Last year, Oracle initially asserted that it was Zoom’s cloud partner of choice, only for AWS to make a conflicting claim a few months later. In its prospectus, Zoom has sought to clear up any confusion by revealing that neither, or both if you’re of a positive disposition, is its preferred cloud partner.

“We currently serve our users from various co-located data centers located throughout the world,” the prospectus reads. “We also utilize Amazon Web Services and Oracle Cloud for the hosting of certain critical aspects of our business, as well as Microsoft Azure for limited customer-specified managed services. As part of our distributed meeting architecture, we establish private links between data centers that automatically transfer data between various data centers in order to optimize performance on our platform.”

A funding push

Perhaps of more importance than the cloud one-upmanship, Zoom confirmed that it is looking to raise a significant sum of money in 2021. The fundraising push is being driven by the fact that a return to normality is on the horizon after the COVID-19 pandemic resulted in a huge increase in remote working and, as a consequence, the use of digital collaboration tools.

Whether Zoom will be able to continue its expansion as employees start returning to the office is difficult to say at this point but the company is already warning that revenue growth is unlikely to be as impressive in 2021 as it was last year.

All video collaboration tools, from Zoom to Microsoft Teams, are looking at an uncertain future. Zoom has also been hit by the fact that it didn’t make as much profit as might initially be expected due to the fact that it removed its free session limit for many users.

Via The Register

Barclay Ballard

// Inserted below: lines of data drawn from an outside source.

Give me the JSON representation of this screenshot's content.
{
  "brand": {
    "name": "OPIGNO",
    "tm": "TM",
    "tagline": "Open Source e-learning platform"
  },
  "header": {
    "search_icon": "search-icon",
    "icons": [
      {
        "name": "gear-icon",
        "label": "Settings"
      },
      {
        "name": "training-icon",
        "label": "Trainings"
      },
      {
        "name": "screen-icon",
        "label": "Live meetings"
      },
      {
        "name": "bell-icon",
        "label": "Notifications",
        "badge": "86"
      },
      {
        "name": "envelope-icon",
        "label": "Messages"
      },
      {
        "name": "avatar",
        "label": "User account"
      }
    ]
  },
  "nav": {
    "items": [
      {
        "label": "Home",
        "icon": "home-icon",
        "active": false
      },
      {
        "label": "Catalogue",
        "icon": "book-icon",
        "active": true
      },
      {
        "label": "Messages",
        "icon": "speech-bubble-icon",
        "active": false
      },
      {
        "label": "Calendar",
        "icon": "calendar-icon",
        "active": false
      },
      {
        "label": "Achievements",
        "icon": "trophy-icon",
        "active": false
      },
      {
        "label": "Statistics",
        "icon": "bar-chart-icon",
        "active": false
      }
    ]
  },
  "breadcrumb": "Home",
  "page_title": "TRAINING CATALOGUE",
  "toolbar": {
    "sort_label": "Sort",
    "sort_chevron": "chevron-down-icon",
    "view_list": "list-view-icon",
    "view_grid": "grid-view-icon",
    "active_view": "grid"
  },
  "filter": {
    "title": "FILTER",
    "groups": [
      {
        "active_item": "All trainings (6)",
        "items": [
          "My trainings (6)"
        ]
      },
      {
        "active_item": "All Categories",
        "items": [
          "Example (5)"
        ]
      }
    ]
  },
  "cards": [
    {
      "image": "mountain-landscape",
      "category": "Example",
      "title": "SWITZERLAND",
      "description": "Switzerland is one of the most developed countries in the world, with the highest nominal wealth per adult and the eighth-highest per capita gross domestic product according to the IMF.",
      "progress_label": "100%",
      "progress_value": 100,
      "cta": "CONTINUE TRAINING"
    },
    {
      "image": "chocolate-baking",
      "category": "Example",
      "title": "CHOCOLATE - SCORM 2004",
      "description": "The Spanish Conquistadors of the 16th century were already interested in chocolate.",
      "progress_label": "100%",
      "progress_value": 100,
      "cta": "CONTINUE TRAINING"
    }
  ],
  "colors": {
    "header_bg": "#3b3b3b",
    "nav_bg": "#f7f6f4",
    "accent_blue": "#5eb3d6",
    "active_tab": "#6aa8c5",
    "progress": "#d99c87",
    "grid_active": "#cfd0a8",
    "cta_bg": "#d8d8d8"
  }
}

Barclay has been writing about technology for a decade, starting out as a freelancer with ITProPortal covering everything from London’s start-up scene to comparisons of the best cloud storage services.  After that, he spent some time as the managing editor of an online outlet focusing on cloud computing, furthering his interest in virtualization, Big Data, and the Internet of Things.